The Qualcomm Snapdragon Technology Summit that was scheduled for this week was supposed to be a success for blazing-fast 5G cellular networks. This was, in fact, the first time most journalists were going to see real, consumer 5G devices running on real 5G networks from AT&T and Verizon. Things did not go as per schedule though.

A good number of 5G devices were there on the beautiful Maui as planned, but journalists were not even allowed to try 5G network in any meaningful way. They could not touch the Samsung phone, or even the AT&T or Verizon hotspot. They could not run an actual speed test on Motorola’s 5G modded phone. There were demos, for instance, there was a VR headset that was plugged into a computer connected to WiFi that was also technically 5G, but there was no way for journalists to look through the curtain to verify if that was actually 5G and if it was indeed working.

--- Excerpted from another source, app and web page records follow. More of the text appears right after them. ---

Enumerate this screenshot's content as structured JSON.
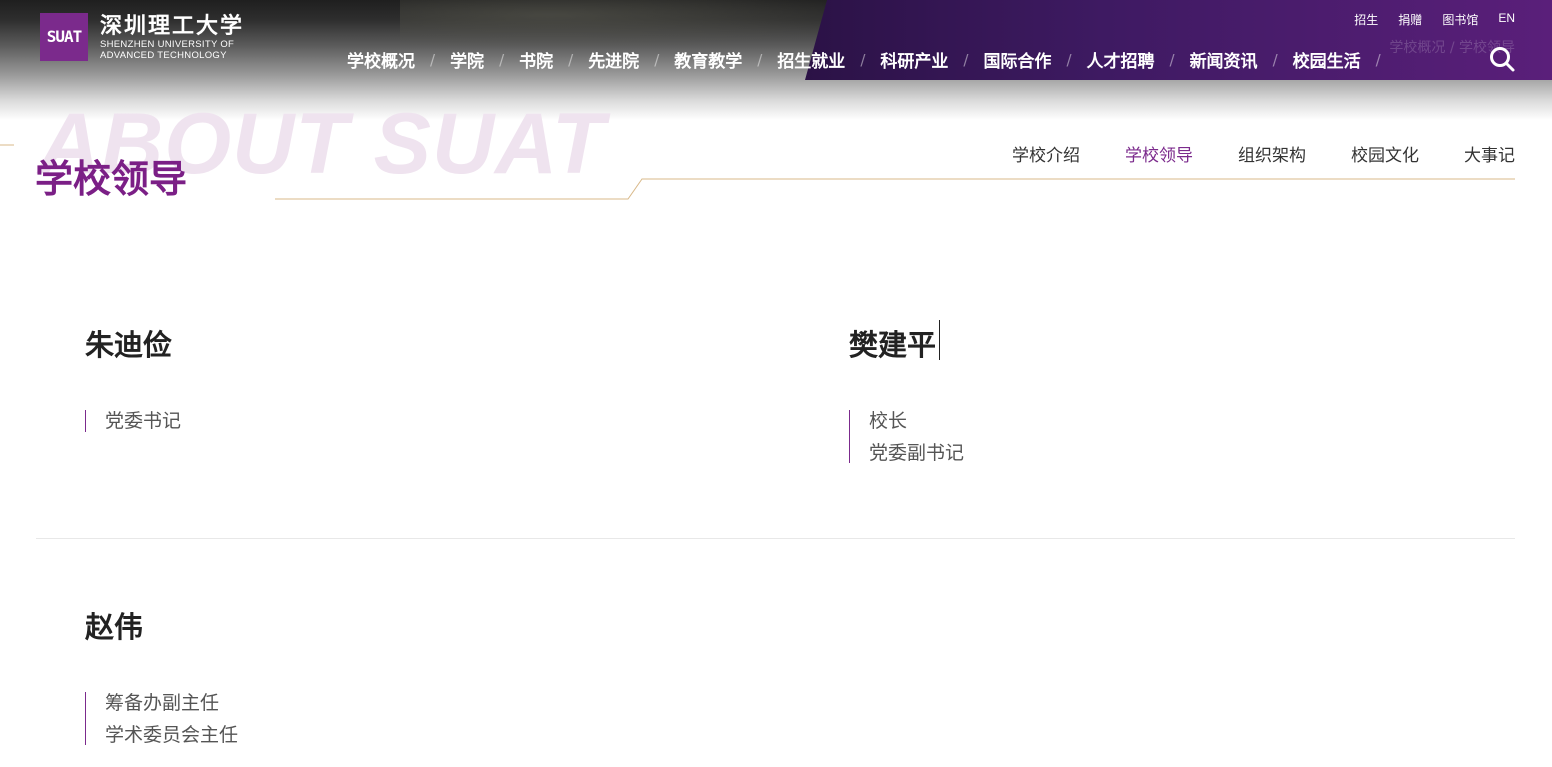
{
  "logo": {
    "mark": "SUAT",
    "name_cn": "深圳理工大学",
    "name_en_line1": "SHENZHEN UNIVERSITY OF",
    "name_en_line2": "ADVANCED TECHNOLOGY"
  },
  "utility_links": [
    "招生",
    "捐赠",
    "图书馆",
    "EN"
  ],
  "nav": {
    "items": [
      "学校概况",
      "学院",
      "书院",
      "先进院",
      "教育教学",
      "招生就业",
      "科研产业",
      "国际合作",
      "人才招聘",
      "新闻资讯",
      "校园生活"
    ],
    "separator": "/"
  },
  "breadcrumb": "学校概况 / 学校领导",
  "page": {
    "bg_word": "ABOUT SUAT",
    "title": "学校领导"
  },
  "subnav": {
    "items": [
      "学校介绍",
      "学校领导",
      "组织架构",
      "校园文化",
      "大事记"
    ],
    "active": "学校领导"
  },
  "leaders": [
    {
      "name": "朱迪俭",
      "roles": [
        "党委书记"
      ]
    },
    {
      "name": "樊建平",
      "roles": [
        "校长",
        "党委副书记"
      ]
    },
    {
      "name": "赵伟",
      "roles": [
        "筹备办副主任",
        "学术委员会主任"
      ]
    }
  ],
  "colors": {
    "accent": "#7b2a8c",
    "gold_line": "#d9b98a",
    "nav_band": "#3e1a62"
  },
  "icons": {
    "search": "search-icon"
  }
}
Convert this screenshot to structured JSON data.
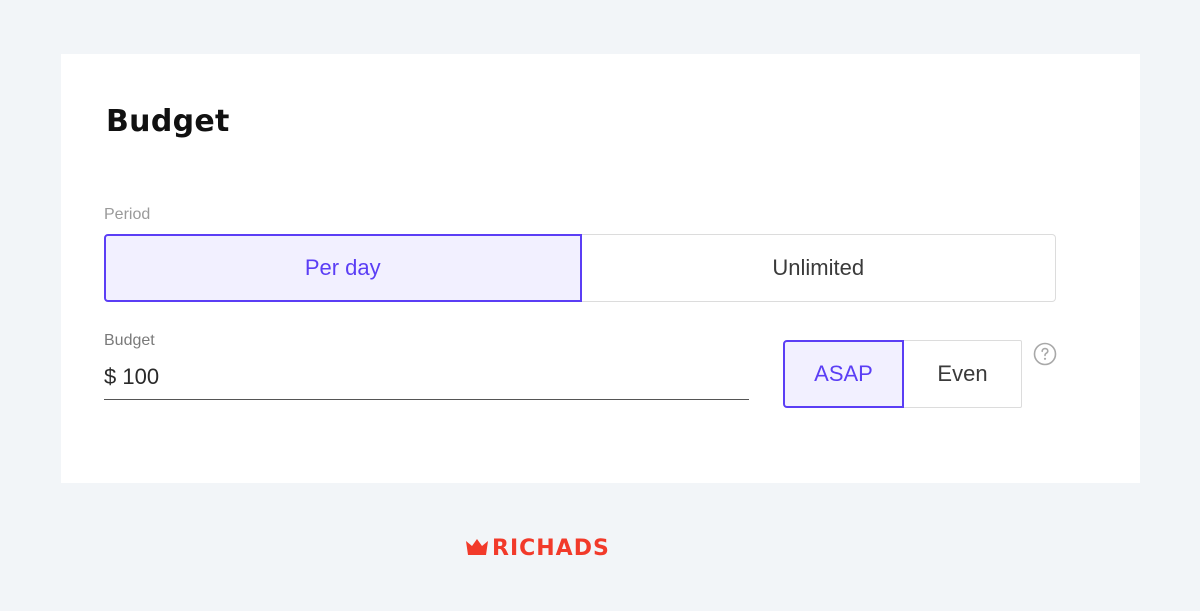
{
  "budget_card": {
    "title": "Budget",
    "period": {
      "label": "Period",
      "options": [
        {
          "label": "Per day",
          "selected": true
        },
        {
          "label": "Unlimited",
          "selected": false
        }
      ]
    },
    "budget": {
      "label": "Budget",
      "value": "$ 100"
    },
    "pacing": {
      "options": [
        {
          "label": "ASAP",
          "selected": true
        },
        {
          "label": "Even",
          "selected": false
        }
      ],
      "help_icon": "question-circle-icon"
    }
  },
  "brand": {
    "logo": "RICHADS",
    "color": "#f23a2a"
  },
  "colors": {
    "accent": "#5b3ef5",
    "accent_bg": "#f2f0ff",
    "page_bg": "#f2f5f8"
  }
}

Qualcomm was able to announce its Snapdragon 855 processor that is theoretically capable of multi-gigabit speeds. According to network provider Ericsson, today’s most LTE networks can cross 400Mbps in some areas, and the single 39GHz millimeter wave 5G network in Maui is currently running at a measly 130-140Mbps.

Ericsson is the one that set up the network for both AT&T and Verizon in Maui, and the representatives from the two companies said the same thing with the network provider. Since they threw together a network here with just 100MHz worth of spectrum, and they only had a few days to test and optimize it, the network speeds could not be just what they expected them to be.

Glenn Couper, AT&T assistant vice president of mobile broadband, told journalists that they were not trying to hide the slow speeds. He said that the rates were not as eye-popping as they would have liked them to be.